TASK PROMPT: All lines containing the string "panel" must be copied from the entries.

Records from a dataset:
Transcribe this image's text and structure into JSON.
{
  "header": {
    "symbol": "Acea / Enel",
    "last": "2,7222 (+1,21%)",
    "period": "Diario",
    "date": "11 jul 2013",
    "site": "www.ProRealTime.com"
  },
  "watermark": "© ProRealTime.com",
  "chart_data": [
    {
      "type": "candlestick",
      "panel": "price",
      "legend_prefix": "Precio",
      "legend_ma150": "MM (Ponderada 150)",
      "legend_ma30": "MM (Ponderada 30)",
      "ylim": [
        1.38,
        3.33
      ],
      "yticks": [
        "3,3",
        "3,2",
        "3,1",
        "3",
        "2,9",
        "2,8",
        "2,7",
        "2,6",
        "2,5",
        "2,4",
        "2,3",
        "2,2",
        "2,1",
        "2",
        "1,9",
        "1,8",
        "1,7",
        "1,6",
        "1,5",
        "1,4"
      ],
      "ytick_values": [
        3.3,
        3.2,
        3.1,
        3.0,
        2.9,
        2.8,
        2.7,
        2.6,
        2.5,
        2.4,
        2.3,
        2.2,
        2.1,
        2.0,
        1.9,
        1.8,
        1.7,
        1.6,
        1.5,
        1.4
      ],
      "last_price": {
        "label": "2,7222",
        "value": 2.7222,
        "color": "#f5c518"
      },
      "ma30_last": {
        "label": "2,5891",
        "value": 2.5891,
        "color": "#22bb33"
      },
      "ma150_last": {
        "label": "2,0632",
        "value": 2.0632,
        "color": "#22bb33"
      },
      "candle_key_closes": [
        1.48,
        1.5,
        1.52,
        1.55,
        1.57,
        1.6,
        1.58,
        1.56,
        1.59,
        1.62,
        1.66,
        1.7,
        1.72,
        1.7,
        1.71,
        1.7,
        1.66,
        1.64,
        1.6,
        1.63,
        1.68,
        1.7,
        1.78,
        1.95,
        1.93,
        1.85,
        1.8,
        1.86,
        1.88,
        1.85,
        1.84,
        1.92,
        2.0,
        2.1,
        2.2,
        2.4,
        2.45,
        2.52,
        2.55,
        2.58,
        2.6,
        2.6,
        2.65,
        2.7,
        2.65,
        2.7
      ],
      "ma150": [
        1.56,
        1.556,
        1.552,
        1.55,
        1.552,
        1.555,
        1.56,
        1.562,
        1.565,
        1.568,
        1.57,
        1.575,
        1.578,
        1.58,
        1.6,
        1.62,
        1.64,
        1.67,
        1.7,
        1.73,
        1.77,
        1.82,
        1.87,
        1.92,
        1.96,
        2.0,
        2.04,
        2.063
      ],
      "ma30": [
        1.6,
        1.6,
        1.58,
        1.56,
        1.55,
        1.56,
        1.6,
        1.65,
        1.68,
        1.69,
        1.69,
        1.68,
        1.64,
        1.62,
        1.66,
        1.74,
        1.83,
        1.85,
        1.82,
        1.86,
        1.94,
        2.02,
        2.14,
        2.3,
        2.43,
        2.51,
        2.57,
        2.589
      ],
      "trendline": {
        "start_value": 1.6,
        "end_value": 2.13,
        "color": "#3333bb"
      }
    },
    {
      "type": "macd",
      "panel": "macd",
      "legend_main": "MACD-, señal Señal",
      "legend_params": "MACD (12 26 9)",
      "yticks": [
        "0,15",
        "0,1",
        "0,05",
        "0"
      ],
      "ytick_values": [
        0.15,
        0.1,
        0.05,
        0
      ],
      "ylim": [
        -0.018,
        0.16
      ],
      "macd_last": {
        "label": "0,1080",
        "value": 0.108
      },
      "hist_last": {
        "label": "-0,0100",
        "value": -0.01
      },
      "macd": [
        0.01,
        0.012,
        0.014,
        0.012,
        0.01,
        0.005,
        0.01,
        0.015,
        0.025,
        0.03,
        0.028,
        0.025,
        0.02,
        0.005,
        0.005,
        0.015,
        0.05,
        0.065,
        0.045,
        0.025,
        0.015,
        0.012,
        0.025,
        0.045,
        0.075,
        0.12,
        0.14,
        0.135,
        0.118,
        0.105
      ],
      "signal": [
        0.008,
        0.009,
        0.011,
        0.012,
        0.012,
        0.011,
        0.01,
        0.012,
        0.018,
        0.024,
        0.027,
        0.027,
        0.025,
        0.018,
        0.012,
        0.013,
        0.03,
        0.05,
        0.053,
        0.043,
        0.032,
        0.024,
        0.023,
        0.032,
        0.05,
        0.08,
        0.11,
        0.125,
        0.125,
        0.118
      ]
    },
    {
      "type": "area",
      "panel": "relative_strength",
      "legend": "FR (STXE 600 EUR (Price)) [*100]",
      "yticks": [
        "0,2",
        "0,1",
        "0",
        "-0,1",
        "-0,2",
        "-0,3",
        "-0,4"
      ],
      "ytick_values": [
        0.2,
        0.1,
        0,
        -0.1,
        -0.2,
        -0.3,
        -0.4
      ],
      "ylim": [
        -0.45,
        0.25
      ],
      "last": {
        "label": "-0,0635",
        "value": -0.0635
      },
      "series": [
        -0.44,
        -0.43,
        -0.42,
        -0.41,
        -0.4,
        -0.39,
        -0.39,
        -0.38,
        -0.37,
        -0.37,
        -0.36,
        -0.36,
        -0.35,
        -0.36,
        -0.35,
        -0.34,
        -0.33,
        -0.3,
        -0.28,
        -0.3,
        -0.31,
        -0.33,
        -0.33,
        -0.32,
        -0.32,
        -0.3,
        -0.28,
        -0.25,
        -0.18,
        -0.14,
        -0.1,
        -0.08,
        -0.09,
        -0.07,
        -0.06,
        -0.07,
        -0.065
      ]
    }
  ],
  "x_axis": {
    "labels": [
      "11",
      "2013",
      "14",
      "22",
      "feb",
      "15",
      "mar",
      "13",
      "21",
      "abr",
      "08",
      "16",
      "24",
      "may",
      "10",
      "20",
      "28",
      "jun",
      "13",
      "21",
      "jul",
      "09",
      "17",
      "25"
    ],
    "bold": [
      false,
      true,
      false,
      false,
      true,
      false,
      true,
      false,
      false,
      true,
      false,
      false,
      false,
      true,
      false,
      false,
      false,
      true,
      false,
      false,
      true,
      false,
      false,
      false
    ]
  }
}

REPLY TO THE EXERCISE:
      "panel": "price",
      "panel": "macd",
      "panel": "relative_strength",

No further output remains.